_Task goal_. Look through the records below, and whenever a line contains "this", copy it.

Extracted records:

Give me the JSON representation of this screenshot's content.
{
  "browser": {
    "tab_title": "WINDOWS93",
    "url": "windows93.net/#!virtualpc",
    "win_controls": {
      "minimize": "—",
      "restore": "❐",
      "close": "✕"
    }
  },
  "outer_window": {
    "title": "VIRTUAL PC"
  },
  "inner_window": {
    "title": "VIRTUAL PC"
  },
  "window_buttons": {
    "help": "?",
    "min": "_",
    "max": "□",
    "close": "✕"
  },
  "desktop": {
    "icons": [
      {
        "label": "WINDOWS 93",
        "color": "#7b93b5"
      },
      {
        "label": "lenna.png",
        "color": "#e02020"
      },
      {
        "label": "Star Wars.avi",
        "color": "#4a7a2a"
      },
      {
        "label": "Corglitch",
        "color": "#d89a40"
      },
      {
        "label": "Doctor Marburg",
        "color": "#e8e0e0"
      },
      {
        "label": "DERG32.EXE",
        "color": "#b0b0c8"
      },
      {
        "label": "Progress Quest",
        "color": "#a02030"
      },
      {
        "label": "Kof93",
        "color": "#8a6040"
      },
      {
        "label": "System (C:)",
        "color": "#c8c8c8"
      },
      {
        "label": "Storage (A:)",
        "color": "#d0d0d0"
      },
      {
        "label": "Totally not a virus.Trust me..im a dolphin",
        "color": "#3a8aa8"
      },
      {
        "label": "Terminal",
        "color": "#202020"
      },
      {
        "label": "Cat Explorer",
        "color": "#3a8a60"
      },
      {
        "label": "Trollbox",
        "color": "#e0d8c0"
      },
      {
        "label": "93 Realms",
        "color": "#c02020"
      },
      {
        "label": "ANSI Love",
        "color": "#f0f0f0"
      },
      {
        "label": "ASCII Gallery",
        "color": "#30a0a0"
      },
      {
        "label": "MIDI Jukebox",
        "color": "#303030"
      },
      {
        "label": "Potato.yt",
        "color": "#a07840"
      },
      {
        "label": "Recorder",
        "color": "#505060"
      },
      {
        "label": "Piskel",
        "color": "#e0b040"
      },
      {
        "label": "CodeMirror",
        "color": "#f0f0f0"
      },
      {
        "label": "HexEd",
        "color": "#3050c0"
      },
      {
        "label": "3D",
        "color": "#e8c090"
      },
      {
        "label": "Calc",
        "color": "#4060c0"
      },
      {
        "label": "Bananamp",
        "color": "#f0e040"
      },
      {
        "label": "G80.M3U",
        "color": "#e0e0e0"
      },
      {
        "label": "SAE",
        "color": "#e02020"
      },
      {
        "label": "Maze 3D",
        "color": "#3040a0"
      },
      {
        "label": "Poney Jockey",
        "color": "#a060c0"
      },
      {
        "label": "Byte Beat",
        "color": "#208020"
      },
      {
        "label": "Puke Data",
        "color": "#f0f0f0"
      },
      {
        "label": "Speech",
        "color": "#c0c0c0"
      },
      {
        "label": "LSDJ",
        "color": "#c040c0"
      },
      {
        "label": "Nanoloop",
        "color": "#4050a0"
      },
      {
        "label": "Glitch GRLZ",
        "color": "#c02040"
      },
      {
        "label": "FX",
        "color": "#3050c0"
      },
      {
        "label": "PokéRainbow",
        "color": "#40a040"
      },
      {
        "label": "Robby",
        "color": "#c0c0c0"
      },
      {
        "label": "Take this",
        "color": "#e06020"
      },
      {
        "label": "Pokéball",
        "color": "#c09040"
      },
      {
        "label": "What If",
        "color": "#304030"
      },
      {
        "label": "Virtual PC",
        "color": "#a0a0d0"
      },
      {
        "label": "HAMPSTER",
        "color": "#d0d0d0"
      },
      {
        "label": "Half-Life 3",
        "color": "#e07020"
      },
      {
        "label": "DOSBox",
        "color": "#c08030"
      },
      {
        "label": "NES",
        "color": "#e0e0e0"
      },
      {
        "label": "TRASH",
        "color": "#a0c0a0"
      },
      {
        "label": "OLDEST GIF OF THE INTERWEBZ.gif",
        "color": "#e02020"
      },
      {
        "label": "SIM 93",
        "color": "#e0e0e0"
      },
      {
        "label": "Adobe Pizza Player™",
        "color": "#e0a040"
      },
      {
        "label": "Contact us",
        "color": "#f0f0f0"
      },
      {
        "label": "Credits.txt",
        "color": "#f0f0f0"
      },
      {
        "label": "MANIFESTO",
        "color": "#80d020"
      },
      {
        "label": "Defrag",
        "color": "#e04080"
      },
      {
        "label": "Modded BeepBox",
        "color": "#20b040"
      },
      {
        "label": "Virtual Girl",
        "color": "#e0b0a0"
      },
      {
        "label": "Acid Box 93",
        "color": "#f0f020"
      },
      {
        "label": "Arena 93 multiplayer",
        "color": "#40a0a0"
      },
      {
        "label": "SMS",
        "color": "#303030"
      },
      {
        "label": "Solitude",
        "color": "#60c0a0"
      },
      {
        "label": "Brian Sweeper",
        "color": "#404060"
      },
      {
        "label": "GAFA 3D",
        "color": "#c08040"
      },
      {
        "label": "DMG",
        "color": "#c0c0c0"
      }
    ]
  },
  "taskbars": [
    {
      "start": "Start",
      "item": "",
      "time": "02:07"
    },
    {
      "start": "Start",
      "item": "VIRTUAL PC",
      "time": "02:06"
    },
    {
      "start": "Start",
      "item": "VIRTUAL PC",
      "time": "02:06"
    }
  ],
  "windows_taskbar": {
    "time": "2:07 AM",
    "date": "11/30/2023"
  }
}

_Expected output_.
Give me the JSON representation of this screenshot's content.
        "label": "Take this",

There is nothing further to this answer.